• Prompt:
If a line of the data below contains the string "JSON", copy it into your answer.

• Records provided:
>>>>
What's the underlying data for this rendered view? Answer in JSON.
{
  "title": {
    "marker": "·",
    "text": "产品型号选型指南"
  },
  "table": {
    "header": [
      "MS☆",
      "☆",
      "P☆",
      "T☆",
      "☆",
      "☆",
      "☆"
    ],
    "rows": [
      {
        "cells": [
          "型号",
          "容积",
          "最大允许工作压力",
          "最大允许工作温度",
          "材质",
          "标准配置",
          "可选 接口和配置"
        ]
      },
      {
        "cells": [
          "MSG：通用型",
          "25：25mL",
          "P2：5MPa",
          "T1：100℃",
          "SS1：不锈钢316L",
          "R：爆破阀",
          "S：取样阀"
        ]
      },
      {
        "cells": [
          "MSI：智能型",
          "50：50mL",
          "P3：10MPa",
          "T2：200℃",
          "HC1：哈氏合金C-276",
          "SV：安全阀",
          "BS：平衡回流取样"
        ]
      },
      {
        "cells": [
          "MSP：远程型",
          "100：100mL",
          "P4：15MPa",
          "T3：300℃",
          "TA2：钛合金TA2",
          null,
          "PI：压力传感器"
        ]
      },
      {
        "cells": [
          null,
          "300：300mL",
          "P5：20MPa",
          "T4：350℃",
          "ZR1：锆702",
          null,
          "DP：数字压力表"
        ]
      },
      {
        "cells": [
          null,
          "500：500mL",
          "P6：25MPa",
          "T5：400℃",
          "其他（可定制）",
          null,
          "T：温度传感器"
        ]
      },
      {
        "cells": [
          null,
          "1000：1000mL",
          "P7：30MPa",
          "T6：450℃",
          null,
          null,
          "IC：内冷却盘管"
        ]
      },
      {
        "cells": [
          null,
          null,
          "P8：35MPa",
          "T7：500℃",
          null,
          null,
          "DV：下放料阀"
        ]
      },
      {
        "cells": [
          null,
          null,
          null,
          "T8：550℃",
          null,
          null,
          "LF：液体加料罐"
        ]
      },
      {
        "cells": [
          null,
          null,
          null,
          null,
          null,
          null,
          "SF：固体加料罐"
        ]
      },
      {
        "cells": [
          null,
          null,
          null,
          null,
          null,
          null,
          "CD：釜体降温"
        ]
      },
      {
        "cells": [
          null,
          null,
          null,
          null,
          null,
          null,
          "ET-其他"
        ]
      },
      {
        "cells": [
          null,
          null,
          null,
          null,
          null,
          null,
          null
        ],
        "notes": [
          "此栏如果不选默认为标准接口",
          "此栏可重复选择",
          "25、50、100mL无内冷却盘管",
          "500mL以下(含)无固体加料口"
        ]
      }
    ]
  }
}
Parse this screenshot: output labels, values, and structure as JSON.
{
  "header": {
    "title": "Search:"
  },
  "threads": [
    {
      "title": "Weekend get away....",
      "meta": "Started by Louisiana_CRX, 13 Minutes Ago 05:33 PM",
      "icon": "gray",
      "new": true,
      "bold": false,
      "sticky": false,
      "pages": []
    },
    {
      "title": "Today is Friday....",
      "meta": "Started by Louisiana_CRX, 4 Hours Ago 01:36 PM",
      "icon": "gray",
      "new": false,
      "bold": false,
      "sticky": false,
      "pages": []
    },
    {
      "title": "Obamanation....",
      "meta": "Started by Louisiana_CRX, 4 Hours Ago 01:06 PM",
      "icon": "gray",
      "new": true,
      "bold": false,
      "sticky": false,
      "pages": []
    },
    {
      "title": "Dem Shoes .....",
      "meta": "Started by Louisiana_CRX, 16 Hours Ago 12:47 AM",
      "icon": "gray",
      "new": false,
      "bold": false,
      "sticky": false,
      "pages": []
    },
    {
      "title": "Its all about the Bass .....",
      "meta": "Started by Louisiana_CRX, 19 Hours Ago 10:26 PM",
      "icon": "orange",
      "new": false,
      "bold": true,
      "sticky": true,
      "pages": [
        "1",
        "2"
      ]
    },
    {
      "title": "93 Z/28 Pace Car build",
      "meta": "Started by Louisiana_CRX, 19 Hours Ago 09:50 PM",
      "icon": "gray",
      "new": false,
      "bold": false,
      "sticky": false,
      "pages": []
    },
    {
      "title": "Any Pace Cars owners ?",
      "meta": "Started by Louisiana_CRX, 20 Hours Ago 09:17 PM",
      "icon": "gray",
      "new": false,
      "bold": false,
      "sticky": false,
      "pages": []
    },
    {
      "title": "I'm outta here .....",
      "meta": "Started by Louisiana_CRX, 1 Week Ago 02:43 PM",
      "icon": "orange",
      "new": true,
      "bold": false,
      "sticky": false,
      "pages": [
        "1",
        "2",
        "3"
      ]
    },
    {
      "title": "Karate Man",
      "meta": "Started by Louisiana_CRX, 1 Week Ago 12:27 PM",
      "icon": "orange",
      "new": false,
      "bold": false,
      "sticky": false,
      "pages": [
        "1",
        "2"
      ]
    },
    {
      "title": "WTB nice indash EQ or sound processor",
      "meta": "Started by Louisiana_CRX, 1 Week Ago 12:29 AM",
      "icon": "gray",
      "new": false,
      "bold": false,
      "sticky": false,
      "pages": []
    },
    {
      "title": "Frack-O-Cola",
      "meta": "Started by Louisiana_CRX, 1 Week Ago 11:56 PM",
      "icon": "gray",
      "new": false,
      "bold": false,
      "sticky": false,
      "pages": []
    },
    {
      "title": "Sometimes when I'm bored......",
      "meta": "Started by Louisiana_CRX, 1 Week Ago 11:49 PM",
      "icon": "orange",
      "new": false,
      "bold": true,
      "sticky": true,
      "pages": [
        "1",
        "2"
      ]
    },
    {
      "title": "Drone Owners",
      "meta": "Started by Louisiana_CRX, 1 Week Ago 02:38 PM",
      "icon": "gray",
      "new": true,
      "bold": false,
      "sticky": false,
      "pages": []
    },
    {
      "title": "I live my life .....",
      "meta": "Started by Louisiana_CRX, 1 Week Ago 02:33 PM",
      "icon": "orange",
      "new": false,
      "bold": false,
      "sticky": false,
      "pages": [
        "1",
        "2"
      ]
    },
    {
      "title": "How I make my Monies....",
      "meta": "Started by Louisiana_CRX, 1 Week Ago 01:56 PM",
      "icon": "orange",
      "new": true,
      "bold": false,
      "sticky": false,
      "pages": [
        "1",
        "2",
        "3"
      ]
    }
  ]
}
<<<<
• Response to the exercise:
What's the underlying data for this rendered view? Answer in JSON.
Parse this screenshot: output labels, values, and structure as JSON.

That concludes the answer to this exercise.